Some ideas are great; others are rubbish. This, it would seem, combines both. In what has become a summer phenomenon in New York, bathers are swimming in water-filled dumpsters – that's American for skip – and queuing up for the privilege. The idea of swimming in rubbish skips originated in the UK. But, like many of Britain's inventions, it has been taken up and given an injection of enthusiasm by the US.

Three giant skips have been hauled to an industrial lot in Brooklyn, where they were fitted with plastic liners and filled with 19,000 gallons of water. The skips are arranged in a half-circle and connected by a wooden deck, with folding chairs set out. Pool filters keep the water clean.

"We are trying to do a kind of lo-fi urban country club," said David Belt, who, with associates Jocko Weyland and Alix Fienkind, masterminded the project. "It's very ironic: it's a trash receptacle, but it's clean and refreshing. It's funny how many people assume that people in New York would swim in really dirty water."

The urban oasis, unveiled over the 4 July weekend, was intended only for friends and family, but when photos of the pools popped up in local media, crowds began to descend on the site. "It became this crazy thing where everyone was trying to find the dumpsters," said Mr Weyland, a designer. "But the reality is, you can't invite everybody over."

Two years ago, the British design artist Oliver Bishop-Young transformed skips into skateboard ramps, miniature gardens and street-side swimming pools. His south London water holes did not attract as many takers as their American counterparts are now. "I had a group of friends come by. I opened it up to the public as well, but I didn't have any takers."

The American designers said that they had not seen Mr Bishop-Young's work before they built their own pool complex.
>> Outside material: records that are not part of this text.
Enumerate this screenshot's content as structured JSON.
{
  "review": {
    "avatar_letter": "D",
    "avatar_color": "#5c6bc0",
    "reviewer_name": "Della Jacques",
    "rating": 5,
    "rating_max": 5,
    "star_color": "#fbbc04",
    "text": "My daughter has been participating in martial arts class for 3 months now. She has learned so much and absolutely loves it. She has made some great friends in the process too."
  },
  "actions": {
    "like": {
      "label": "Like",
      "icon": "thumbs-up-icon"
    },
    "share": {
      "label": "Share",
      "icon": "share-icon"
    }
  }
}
Nevertheless, they spoke admiringly of the Englishman's work with rubbish receptacles.

Mr Bishop-Young, who has moved on to new design projects around Europe, returned the compliment. "These kinds of ideas can be flogged about and repatriated," he said. "I'd prefer people to be enjoying it. In a way, it's quite flattering."

The US designers reckon that someone could make their own dumpster pool for $1,000. "We sanded out the rough edges, put sealant in the corners and put liner in it and then sand. Then we covered it in tarp and filled it with water – lots of water," Mr Belt said.

Those behind the craze say that diving is permitted but caution is advised. After a few laps, bathers can lounge poolside or prepare some dinner on the barbecue grill.

The team has since been inspired to come up with a new recycling project, transforming vacant retail stores, or "strip malls", into public parks. "Instead of this modern obsession of out with the old and in with the new, these waste spaces can be turned into something good," said David Belt.